Lewis also covered topics of morality and spirituality in his radio talks for the BBC which aired between 1942 and 1944. He discussed his concept of “moral law” or how humans have an intuitive sense of morality given to them by God. His crisp voice became the second most recognizable on the BBC after Churchill’s and provided comfort to a nation in turmoil.
C.S. Lewis’s work questioned the concept that faith and reason are incompatible. As an Oxford-educated man who had spent his early life as an atheist, he was able to align the scientific perspective with the perspective of the religious community. As Vernon White, a theologian at Westminster Abbey said, Lewis “was able to convey the Christian faith in a way that made it both credible and attractive to a wide range of people.”
“About C.S Lewis.” The Official Website of C.S. Lewis. Harper Collins, n.d. Web. 03 Apr. 2015.
“CS Lewis to Be Honoured in Poets’ Corner.” BBC News. N.p., 22 Nov. 2012. Web. 03 Apr. 2015.
Freud, Sigmund. The Interpretation of Dreams. Oxford: Oxford UP, 1999. Print.
Freud, Sigmund, and James Strachey. The Future of an Illusion. New York: Norton, 1975. Print.
Gewertz, Ken. “The Question of God.” Harvard University Gazette. 19 Sept. 2002. Web. 08 Apr. 2015.
Lewis, C. S. Mere Christianity. New York: MacMillan Pub., 1952. Print.
Lewis, C. S. Surprised by Joy: The Shape of My Early Life. New York: Harcourt, Brace, 1956. Print.
Nicholi, Armand M. The Question of God: C.S. Lewis and Sigmund Freud Debate God, Love, Sex, and the Meaning of Life. New York: Free, 2002. Print.
Thornton, Stephen P. “Internet Encyclopedia of Philosophy.” Internet Encyclopedia of Philosophy.

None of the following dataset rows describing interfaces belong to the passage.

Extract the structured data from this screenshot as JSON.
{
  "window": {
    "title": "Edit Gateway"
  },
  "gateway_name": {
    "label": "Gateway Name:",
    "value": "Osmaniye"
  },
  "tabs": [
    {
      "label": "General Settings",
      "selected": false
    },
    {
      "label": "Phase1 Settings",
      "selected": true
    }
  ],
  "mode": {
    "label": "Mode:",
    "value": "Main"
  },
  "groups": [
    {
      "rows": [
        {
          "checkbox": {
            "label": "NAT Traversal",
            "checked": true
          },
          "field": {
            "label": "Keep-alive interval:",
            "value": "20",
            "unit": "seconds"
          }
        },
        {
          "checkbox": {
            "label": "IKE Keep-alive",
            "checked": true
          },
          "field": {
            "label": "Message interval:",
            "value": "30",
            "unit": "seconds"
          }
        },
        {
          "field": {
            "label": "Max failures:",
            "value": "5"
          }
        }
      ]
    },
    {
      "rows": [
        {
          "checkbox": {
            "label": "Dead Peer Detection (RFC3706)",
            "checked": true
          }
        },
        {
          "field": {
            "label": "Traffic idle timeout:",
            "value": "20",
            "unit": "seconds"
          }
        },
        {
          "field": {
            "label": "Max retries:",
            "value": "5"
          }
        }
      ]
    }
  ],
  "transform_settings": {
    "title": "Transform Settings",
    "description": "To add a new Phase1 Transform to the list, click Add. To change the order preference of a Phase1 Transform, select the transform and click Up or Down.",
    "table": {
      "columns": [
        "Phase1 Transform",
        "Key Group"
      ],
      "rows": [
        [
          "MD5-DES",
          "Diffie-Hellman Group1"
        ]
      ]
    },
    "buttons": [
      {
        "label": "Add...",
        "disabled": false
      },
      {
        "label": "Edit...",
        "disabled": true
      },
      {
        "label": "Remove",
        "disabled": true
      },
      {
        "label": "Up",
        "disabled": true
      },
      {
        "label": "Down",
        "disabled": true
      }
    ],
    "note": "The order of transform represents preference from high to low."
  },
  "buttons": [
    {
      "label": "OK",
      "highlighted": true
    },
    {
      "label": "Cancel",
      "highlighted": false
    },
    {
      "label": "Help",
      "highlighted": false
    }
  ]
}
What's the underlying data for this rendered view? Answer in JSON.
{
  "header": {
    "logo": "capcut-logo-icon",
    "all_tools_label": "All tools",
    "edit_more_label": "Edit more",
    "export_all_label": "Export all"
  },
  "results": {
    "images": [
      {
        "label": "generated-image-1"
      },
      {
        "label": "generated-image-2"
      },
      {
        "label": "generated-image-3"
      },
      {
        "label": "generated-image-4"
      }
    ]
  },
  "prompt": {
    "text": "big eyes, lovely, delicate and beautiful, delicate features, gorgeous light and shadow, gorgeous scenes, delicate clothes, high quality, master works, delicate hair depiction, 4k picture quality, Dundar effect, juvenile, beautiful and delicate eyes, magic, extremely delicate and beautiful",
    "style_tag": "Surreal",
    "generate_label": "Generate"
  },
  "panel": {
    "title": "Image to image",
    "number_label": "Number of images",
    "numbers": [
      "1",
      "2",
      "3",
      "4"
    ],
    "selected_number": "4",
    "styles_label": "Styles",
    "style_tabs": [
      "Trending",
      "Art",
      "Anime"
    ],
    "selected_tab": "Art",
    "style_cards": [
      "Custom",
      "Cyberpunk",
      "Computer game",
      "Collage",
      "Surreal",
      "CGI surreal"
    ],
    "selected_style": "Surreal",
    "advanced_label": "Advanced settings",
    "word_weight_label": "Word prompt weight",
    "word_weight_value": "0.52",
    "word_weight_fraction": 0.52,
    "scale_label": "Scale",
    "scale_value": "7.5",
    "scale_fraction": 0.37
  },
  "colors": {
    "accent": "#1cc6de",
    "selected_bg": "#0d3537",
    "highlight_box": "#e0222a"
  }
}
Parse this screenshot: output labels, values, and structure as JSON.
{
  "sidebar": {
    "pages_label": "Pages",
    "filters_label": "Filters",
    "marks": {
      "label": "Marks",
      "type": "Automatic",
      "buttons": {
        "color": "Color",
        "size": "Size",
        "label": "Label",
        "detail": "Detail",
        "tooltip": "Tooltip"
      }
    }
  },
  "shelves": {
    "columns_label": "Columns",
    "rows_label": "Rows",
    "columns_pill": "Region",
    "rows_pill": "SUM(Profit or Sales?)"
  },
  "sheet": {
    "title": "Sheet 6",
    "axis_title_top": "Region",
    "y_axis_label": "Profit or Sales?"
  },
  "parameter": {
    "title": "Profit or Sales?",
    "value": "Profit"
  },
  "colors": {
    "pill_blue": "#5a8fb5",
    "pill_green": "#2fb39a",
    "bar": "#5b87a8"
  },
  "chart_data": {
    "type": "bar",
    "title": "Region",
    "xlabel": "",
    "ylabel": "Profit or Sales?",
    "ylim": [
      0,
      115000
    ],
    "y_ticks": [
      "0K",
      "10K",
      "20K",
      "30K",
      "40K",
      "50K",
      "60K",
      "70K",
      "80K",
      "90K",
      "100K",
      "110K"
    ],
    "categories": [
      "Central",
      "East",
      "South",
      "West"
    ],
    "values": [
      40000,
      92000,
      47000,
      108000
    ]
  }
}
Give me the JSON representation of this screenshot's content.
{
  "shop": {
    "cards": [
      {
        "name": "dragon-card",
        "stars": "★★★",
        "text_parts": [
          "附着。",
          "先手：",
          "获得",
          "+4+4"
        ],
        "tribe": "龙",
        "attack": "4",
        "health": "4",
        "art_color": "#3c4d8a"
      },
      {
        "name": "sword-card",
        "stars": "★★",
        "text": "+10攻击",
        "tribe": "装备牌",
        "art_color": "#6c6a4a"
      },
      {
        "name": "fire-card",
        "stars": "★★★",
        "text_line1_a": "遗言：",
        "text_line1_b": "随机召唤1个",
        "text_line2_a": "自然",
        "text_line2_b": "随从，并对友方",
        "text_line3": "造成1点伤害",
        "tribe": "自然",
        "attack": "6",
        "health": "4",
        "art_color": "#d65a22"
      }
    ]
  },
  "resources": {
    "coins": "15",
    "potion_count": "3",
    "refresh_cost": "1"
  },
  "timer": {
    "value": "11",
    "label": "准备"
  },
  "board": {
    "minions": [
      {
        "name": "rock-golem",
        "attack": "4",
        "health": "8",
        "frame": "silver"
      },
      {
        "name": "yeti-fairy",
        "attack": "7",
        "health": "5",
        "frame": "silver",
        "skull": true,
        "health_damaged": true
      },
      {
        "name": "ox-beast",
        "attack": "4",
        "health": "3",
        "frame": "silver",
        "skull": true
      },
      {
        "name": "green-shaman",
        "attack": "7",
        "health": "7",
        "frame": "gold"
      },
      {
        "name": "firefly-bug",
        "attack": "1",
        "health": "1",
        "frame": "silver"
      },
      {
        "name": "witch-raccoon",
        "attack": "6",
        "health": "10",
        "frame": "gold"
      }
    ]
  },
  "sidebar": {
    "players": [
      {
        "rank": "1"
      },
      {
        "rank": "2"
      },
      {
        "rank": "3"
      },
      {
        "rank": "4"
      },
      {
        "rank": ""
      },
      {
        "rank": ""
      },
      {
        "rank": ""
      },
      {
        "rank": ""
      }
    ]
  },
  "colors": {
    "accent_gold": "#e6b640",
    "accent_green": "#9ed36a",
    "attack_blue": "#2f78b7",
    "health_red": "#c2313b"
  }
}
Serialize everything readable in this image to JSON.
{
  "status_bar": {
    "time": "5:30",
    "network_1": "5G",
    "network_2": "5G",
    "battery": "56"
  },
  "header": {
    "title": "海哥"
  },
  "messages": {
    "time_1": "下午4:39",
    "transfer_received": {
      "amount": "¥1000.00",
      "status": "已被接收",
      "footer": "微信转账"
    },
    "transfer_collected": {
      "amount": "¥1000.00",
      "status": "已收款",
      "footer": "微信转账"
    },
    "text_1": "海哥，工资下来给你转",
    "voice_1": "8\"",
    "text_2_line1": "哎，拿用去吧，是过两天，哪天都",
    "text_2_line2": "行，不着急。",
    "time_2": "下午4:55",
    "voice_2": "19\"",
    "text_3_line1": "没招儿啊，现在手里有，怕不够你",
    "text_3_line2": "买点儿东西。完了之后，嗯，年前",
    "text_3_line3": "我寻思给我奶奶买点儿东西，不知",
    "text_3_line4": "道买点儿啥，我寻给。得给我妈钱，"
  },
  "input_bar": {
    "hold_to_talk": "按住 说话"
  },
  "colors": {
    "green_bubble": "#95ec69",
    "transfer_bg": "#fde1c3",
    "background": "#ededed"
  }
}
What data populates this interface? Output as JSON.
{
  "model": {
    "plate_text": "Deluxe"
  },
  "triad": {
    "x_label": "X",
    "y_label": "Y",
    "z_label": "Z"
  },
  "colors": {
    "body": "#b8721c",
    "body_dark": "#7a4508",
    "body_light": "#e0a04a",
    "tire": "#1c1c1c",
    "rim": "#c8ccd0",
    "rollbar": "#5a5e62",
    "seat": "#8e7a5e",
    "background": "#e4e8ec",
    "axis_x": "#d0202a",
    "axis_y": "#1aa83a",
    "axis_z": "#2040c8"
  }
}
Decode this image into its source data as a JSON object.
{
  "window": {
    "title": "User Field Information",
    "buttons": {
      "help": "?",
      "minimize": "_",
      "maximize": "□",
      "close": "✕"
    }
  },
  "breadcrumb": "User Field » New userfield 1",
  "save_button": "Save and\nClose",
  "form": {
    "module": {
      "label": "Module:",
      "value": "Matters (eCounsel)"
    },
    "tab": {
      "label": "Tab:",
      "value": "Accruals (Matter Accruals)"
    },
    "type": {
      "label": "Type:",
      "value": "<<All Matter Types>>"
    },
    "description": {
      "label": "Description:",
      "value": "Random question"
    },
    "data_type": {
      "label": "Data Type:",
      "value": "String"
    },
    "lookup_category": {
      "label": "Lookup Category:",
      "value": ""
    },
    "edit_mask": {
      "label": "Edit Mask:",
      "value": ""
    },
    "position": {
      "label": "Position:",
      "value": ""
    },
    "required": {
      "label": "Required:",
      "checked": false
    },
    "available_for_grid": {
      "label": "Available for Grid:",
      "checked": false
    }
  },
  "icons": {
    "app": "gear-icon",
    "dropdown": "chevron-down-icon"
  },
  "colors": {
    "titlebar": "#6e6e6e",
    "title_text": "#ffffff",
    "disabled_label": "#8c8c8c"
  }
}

N.p., n.d. Web. 03 Apr. 2015.
“Two Different Lives.” PBS. WGBH Educational Fund, 2004. Web. 03 Apr. 2015.